» Action item
Go through the entries and tally the lines containing the word "color". Only the total is wanted.

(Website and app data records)

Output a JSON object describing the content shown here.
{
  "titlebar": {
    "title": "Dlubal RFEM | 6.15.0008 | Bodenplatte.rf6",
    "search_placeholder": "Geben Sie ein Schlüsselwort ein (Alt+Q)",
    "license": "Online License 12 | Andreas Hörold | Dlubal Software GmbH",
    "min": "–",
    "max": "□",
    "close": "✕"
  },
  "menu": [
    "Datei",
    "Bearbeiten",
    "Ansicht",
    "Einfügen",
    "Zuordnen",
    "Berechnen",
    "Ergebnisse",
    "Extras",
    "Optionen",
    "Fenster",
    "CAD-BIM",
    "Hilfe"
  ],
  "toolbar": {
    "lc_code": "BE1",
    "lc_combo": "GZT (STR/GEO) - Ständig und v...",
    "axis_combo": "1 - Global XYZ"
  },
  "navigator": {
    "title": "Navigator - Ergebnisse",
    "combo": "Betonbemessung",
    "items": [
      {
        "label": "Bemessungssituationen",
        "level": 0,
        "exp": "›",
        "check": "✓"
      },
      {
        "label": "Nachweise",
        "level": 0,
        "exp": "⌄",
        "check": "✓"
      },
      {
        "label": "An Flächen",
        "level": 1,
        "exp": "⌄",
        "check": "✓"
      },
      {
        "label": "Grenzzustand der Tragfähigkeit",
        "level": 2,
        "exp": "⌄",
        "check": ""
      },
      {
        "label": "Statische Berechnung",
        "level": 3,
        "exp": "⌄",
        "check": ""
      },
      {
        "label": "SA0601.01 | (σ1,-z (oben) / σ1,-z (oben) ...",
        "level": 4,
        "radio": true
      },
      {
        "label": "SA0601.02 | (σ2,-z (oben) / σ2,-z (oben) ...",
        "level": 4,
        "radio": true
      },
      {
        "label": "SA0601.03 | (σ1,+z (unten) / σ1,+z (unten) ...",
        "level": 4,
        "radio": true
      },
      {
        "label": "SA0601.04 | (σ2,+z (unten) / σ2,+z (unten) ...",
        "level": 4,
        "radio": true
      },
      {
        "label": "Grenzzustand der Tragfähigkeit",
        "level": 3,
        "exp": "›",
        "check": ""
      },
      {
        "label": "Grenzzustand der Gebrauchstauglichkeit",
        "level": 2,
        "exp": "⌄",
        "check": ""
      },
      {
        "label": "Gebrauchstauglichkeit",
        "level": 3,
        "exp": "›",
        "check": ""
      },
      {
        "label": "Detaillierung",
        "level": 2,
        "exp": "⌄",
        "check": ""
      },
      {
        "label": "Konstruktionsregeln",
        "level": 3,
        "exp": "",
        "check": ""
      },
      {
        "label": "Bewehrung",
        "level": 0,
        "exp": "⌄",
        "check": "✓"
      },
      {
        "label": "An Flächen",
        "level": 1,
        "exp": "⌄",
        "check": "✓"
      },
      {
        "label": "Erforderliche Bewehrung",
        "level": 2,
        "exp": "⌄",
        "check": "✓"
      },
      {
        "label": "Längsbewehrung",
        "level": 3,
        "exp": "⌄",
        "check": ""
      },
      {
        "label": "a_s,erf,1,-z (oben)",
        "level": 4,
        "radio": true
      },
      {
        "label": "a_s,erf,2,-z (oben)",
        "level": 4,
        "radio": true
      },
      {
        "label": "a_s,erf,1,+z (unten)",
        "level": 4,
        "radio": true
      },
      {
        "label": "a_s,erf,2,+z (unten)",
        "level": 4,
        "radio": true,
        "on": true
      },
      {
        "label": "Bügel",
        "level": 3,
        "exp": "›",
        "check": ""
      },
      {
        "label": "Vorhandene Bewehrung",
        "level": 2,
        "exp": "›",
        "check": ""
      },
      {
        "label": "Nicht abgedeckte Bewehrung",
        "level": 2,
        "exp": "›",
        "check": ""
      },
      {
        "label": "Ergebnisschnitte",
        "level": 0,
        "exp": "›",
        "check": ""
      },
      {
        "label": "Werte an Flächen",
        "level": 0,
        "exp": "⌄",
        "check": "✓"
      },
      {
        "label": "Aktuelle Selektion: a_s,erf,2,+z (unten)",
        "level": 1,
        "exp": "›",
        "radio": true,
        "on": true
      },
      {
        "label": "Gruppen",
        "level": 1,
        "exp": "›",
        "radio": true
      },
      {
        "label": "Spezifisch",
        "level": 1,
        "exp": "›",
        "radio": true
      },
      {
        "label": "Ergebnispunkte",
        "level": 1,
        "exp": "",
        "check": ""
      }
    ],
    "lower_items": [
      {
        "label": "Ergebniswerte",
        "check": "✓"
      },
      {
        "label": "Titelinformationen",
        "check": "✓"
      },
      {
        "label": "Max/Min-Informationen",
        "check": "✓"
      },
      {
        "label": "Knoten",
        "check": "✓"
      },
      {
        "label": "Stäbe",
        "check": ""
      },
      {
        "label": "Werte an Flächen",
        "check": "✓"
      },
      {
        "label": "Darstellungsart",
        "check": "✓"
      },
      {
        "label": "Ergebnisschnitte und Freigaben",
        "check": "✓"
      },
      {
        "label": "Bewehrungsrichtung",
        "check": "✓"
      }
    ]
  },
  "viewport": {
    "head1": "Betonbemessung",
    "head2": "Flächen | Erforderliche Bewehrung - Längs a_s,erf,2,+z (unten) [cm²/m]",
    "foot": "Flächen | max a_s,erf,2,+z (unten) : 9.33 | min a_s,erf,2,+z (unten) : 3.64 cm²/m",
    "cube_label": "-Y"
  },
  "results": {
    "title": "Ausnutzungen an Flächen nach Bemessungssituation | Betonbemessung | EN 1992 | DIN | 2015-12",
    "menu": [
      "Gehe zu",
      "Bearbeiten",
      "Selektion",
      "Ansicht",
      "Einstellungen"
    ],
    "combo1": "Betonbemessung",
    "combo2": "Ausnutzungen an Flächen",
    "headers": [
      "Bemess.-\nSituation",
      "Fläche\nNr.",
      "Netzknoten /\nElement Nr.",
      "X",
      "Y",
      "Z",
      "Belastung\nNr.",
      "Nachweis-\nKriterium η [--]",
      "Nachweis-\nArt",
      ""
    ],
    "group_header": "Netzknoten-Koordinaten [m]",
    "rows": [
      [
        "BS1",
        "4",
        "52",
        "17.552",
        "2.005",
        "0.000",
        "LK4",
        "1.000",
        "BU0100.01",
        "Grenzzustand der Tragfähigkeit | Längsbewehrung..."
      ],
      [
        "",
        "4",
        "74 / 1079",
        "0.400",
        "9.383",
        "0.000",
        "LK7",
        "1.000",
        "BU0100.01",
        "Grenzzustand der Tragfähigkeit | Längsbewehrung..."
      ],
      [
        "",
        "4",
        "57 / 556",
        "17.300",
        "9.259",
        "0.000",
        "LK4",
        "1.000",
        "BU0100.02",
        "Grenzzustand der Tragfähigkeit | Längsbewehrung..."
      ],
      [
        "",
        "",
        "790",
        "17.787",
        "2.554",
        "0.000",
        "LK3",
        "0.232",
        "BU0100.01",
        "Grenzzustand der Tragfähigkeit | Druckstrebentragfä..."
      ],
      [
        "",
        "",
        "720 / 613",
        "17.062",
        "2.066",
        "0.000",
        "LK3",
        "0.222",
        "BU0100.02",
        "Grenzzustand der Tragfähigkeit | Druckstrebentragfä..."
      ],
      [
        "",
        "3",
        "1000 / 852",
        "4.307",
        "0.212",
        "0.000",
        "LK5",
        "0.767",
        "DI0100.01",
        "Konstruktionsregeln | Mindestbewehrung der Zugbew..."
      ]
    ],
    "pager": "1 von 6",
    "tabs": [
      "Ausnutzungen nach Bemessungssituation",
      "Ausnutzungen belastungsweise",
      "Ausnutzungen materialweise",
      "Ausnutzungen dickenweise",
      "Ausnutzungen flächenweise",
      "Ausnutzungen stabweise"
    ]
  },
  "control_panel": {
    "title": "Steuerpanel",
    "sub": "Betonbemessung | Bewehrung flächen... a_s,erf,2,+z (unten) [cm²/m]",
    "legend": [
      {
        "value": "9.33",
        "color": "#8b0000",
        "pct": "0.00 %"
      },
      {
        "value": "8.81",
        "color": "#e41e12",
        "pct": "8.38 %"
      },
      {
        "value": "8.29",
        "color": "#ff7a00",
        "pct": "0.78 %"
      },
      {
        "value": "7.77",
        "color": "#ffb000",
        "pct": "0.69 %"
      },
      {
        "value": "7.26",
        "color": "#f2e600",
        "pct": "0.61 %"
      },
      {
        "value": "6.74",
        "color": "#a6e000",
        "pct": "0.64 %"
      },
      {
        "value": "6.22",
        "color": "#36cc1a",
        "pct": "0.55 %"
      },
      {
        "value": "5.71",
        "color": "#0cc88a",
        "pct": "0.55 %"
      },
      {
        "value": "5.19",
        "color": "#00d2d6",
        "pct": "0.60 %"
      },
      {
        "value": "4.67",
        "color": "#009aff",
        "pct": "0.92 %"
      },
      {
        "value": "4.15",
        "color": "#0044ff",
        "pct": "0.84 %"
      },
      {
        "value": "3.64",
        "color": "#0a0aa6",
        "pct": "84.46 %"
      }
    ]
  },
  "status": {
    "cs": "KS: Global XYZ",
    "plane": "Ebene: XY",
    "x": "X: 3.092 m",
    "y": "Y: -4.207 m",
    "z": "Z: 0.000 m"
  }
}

» Answer space
12